Only lines holding the word "icon" are needed; copy each of them from the material.

"""

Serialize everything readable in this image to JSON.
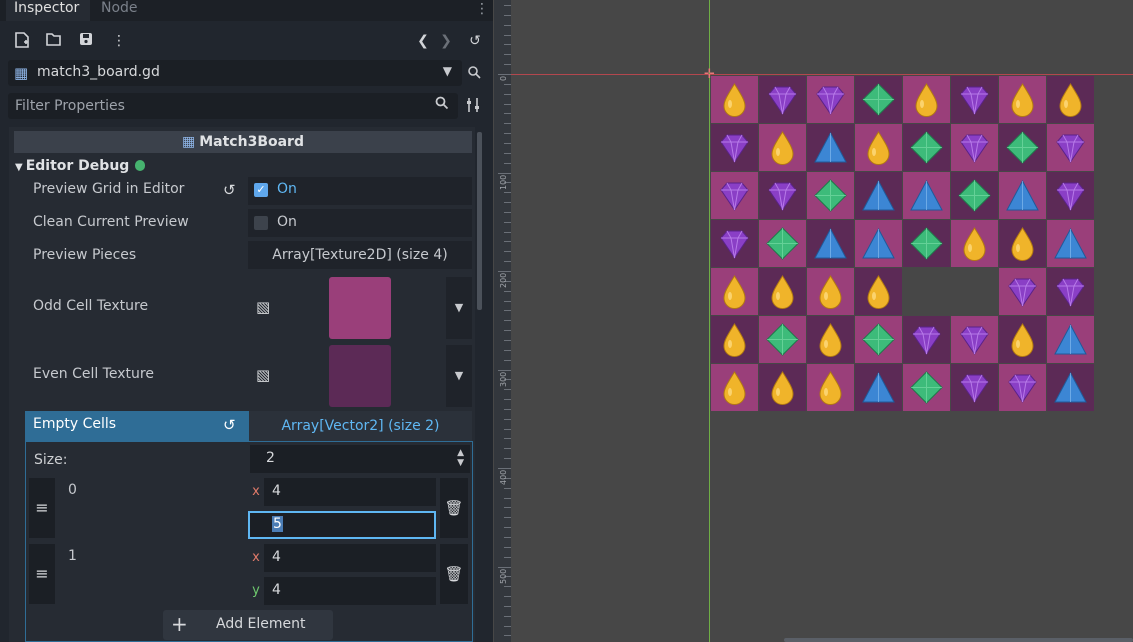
{
  "tabs": {
    "inspector": "Inspector",
    "node": "Node"
  },
  "toolbar": {
    "new_icon": "new-resource-icon",
    "open_icon": "folder-open-icon",
    "save_icon": "save-icon",
    "menu_icon": "kebab-menu-icon",
    "back_icon": "chevron-left-icon",
    "forward_icon": "chevron-right-icon",
    "history_icon": "history-icon"
  },
  "script": {
    "name": "match3_board.gd"
  },
  "filter": {
    "placeholder": "Filter Properties",
    "value": ""
  },
  "class_header": {
    "name": "Match3Board"
  },
  "section": {
    "title": "Editor Debug"
  },
  "props": {
    "preview_grid": {
      "label": "Preview Grid in Editor",
      "value": "On",
      "checked": true
    },
    "clean_preview": {
      "label": "Clean Current Preview",
      "value": "On",
      "checked": false
    },
    "preview_pieces": {
      "label": "Preview Pieces",
      "value": "Array[Texture2D] (size 4)"
    },
    "odd_cell": {
      "label": "Odd Cell Texture",
      "color": "#9a3f7a"
    },
    "even_cell": {
      "label": "Even Cell Texture",
      "color": "#5c2a56"
    },
    "empty_cells": {
      "label": "Empty Cells",
      "value": "Array[Vector2] (size 2)"
    }
  },
  "array": {
    "size_label": "Size:",
    "size": "2",
    "items": [
      {
        "index": "0",
        "x": "4",
        "y": "5"
      },
      {
        "index": "1",
        "x": "4",
        "y": "4"
      }
    ],
    "add_label": "Add Element",
    "axis_x": "x",
    "axis_y": "y"
  },
  "ruler": {
    "labels": [
      "0",
      "100",
      "200",
      "300",
      "400",
      "500"
    ]
  },
  "board": {
    "odd_color": "#9a3f7a",
    "even_color": "#5c2a56",
    "cols": 8,
    "rows": 7,
    "pieces": [
      [
        "yellow",
        "purple",
        "purple",
        "green",
        "yellow",
        "purple",
        "yellow",
        "yellow"
      ],
      [
        "purple",
        "yellow",
        "blue",
        "yellow",
        "green",
        "purple",
        "green",
        "purple"
      ],
      [
        "purple",
        "purple",
        "green",
        "blue",
        "blue",
        "green",
        "blue",
        "purple"
      ],
      [
        "purple",
        "green",
        "blue",
        "blue",
        "green",
        "yellow",
        "yellow",
        "blue"
      ],
      [
        "yellow",
        "yellow",
        "yellow",
        "yellow",
        "empty",
        "empty",
        "purple",
        "purple"
      ],
      [
        "yellow",
        "green",
        "yellow",
        "green",
        "purple",
        "purple",
        "yellow",
        "blue"
      ],
      [
        "yellow",
        "yellow",
        "yellow",
        "blue",
        "green",
        "purple",
        "purple",
        "blue"
      ]
    ],
    "piece_colors": {
      "yellow": "#f0b42a",
      "purple": "#8a3fc6",
      "green": "#3dbb7a",
      "blue": "#3c86d4"
    }
  }
}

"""

PROBLEM SOLUTION –
    "new_icon": "new-resource-icon",
    "open_icon": "folder-open-icon",
    "save_icon": "save-icon",
    "menu_icon": "kebab-menu-icon",
    "back_icon": "chevron-left-icon",
    "forward_icon": "chevron-right-icon",
    "history_icon": "history-icon"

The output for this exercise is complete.